Career at NASA:
In 1985, Ellen Ochoa joined NASA as a research engineer at the Ames Research Center in California. Her work focused on optical systems for automated space exploration, including developing systems for robotic manipulation and control.
She later became the chief of the Intelligent Systems Technology Branch at Ames, overseeing a team of engineers and scientists working on advanced robotics and artificial intelligence.

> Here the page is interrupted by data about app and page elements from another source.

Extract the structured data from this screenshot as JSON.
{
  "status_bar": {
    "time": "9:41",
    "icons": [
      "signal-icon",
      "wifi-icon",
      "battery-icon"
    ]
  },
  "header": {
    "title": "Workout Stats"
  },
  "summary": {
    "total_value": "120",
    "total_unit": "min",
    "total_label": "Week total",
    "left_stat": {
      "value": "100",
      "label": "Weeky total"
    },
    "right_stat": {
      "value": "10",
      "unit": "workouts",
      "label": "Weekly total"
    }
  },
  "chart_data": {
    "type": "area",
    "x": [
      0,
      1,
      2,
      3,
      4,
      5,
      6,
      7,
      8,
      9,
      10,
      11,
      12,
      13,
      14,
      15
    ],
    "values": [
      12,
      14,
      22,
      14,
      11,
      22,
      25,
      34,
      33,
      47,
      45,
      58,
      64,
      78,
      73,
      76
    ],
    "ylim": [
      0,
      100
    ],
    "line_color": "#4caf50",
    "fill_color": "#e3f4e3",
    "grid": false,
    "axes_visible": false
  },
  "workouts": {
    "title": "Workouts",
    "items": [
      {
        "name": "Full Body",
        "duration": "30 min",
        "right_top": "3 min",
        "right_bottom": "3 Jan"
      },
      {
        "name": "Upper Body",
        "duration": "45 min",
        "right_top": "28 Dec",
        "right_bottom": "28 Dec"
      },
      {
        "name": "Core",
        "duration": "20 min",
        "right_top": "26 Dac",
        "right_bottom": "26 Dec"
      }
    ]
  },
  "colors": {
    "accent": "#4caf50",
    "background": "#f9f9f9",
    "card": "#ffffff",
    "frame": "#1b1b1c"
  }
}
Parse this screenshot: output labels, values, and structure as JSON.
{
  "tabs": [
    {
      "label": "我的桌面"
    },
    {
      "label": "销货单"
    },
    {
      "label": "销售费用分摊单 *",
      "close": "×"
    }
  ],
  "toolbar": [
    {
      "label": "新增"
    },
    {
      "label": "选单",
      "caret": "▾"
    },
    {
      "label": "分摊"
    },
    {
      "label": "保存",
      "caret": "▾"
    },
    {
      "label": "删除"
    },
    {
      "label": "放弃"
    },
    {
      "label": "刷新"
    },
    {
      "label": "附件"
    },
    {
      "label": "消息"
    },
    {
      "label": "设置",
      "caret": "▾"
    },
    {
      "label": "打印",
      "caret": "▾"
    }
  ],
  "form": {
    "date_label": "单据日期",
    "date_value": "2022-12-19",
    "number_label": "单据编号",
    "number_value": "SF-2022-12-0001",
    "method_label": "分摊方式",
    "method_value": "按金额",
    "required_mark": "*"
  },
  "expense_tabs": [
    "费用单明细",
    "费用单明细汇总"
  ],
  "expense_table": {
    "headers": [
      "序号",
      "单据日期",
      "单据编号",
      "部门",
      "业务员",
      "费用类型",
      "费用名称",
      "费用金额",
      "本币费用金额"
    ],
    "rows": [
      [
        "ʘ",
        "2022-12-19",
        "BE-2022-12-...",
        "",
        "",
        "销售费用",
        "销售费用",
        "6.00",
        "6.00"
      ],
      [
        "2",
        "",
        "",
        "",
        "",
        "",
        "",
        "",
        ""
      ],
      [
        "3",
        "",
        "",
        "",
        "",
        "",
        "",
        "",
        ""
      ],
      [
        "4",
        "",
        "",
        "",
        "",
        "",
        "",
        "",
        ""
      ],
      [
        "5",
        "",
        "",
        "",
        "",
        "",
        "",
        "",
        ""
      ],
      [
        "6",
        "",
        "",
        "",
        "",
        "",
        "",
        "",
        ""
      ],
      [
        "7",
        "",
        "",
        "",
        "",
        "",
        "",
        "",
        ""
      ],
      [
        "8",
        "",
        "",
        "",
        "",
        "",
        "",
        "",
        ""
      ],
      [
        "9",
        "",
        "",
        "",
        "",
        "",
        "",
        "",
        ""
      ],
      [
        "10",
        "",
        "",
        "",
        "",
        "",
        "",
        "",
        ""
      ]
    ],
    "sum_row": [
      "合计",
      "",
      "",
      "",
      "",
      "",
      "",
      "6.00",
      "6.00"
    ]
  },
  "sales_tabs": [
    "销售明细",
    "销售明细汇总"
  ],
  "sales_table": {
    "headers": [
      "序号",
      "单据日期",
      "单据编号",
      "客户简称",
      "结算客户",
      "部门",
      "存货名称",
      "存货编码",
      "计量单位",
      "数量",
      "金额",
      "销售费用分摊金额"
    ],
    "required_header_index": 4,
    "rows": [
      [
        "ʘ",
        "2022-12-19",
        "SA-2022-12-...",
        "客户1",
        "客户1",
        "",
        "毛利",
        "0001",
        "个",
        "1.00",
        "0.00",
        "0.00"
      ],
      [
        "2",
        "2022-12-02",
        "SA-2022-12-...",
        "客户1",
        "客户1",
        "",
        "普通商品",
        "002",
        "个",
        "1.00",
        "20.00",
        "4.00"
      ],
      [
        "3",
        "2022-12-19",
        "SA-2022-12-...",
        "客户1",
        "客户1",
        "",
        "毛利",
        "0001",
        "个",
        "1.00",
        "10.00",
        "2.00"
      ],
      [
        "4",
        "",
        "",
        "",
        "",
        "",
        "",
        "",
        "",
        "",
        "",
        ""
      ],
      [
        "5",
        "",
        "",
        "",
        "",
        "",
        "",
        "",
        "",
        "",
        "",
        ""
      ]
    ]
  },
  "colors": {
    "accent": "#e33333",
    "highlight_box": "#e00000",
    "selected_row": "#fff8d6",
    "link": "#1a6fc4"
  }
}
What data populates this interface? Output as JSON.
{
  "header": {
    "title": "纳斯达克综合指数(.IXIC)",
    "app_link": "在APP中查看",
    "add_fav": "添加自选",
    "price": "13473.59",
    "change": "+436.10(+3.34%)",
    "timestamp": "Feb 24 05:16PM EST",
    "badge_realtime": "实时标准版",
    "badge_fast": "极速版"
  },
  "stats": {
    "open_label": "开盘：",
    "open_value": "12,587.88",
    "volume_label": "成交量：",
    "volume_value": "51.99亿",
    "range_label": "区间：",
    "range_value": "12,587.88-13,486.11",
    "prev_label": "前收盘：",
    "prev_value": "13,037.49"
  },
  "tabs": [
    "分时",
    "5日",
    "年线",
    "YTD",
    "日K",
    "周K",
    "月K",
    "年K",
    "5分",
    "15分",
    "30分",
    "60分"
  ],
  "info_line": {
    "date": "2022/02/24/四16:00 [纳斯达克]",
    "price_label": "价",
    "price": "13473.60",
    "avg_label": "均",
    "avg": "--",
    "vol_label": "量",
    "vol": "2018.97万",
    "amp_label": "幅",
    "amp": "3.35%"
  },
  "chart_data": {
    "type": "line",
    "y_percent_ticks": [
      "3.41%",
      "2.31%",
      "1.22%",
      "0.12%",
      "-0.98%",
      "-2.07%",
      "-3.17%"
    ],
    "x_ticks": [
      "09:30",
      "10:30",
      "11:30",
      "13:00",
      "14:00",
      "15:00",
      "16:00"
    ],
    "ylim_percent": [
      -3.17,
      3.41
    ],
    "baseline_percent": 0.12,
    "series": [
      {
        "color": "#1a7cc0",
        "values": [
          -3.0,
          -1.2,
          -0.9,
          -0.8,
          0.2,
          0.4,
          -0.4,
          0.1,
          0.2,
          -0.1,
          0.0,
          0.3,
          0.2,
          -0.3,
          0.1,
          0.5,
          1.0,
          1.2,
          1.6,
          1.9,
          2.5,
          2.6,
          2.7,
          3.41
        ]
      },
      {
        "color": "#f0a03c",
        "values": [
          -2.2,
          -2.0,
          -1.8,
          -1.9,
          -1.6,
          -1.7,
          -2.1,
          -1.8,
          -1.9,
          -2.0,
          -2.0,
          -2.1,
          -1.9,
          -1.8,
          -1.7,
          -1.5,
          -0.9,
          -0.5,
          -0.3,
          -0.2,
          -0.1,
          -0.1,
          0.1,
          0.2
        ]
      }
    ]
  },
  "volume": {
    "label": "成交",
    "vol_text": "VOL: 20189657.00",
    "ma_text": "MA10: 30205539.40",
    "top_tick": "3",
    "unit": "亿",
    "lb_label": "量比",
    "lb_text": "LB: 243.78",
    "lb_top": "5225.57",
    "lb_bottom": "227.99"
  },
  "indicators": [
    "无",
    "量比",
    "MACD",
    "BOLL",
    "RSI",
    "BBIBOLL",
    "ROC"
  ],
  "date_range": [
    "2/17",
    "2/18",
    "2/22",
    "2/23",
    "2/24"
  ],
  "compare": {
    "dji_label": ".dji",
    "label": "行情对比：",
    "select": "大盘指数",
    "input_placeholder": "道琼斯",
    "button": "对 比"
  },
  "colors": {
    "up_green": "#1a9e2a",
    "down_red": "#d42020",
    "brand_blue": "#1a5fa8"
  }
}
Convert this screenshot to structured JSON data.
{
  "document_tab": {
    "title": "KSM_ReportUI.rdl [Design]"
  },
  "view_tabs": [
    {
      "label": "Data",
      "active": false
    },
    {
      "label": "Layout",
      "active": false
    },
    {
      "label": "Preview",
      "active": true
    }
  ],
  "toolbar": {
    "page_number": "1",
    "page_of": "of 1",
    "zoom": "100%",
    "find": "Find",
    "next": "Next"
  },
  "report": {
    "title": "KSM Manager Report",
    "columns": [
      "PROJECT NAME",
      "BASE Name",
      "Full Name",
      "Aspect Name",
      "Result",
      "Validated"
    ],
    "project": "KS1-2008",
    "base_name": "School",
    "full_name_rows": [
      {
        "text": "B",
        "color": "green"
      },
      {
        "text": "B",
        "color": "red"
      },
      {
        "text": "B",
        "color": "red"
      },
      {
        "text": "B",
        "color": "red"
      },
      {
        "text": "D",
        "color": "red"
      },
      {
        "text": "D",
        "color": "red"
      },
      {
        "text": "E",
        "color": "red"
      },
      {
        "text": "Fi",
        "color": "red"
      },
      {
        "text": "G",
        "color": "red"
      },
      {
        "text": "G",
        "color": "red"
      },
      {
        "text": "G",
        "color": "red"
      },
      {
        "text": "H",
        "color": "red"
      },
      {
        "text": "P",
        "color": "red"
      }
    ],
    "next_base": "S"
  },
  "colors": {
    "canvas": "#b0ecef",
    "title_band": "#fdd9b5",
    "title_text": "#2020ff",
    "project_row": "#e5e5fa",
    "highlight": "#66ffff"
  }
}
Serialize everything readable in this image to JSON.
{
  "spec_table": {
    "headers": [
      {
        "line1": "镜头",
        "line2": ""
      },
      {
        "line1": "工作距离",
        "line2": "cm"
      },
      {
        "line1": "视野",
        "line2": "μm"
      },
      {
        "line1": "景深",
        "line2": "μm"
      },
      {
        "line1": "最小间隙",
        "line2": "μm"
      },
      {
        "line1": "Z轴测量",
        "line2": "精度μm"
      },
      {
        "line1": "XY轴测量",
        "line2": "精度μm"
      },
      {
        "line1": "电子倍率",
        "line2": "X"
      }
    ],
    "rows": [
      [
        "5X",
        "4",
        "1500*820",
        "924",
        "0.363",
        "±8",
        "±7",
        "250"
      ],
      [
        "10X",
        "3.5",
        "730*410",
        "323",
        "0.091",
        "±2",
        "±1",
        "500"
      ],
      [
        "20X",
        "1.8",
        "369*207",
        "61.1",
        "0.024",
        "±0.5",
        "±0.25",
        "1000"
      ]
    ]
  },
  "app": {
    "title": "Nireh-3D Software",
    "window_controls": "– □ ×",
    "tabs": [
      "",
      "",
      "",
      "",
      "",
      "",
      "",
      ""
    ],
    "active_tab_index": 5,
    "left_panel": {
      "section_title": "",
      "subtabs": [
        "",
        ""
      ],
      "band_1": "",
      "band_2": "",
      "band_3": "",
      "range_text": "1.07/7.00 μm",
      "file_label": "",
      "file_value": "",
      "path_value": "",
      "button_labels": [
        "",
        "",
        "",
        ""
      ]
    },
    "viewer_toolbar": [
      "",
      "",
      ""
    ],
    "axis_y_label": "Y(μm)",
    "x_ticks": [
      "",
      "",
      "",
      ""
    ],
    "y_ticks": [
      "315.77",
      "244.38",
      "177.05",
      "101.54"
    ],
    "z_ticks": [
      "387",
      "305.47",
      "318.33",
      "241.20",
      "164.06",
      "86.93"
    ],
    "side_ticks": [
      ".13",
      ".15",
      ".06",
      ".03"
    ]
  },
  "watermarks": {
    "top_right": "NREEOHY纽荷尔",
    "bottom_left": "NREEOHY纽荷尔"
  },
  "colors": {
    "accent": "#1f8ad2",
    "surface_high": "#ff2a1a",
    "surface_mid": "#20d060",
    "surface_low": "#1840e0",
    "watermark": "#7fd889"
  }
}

Ellen’s expertise in optics and robotics made her a valuable member of NASA’s space program. In 1990, she was selected as an astronaut candidate and began training for her first space mission. She flew on the space shuttle Discovery in 1993, becoming the first Hispanic/Latina astronaut to travel to space. During her nine-day mission, she conducted experiments on the effects of space travel on the human body and operated the shuttle’s robotic arm.
Ellen went on to fly on three more space missions, logging over 950 hours in space. She served as a mission specialist and flight engineer, operating the shuttle’s robotic arm and conducting scientific experiments.
She also served as the assistant for space station to the chief of the Astronaut Office, where she helped to develop NASA’s space station program.
In 2012, Ellen Ochoa became the director of the Johnson Space Center in Houston, Texas. She was the first Hispanic/Latina director of a NASA center, overseeing a team of over 10,000 employees and managing the center’s mission to advance human space exploration. She held the position for five years before retiring from NASA in 2018.
Legacy and Impact:
Ellen Ochoa’s legacy as the first Hispanic/Latina astronaut has inspired countless individuals to pursue careers in STEM and space exploration. She has been a champion for women and minorities in the field, advocating for greater diversity and inclusion in NASA’s workforce. In 1993, she was awarded the Congressional Hispanic Caucus Institute’s Medallion of Excellence for her contributions to the Hispanic community.
Ochoa has received many awards among which are NASA’s Distinguished Service Medal (2015), Exceptional Service Medal (1997), Outstanding Leadership Medal (1995) and Space Flight Medals (2002, 1999, 1994, 1993). Ochoa and Michael Foale were announced as the 2017 class of the United States Astronaut Hall of Fame.
Ochoa is a Fellow of American Association for the Advancement of Science, the American Institute of Aeronautics and Astronautics, the National Academy of Inventors and Optica.
An animated version of Ochoa was featured in the 2019 episode “Astronaut Ellen Ochoa” of the children’s television program, Ready Jet Go!.
Ochoa has written a bilingual children’s book titles ‘We Are All Scientist’ to help inspire them and show that their dreams, too, can come true.
With this book the author wanted to touch on what goes on in the world around us and what it is that scientists do so children can better know if it’s something they’d want to do when they grow up. Nowadays, there are a lot of in- and after-school programs to get children involved and interested in science and technology. You find the book ‘We Are All Scientists’ anywhere you get your books.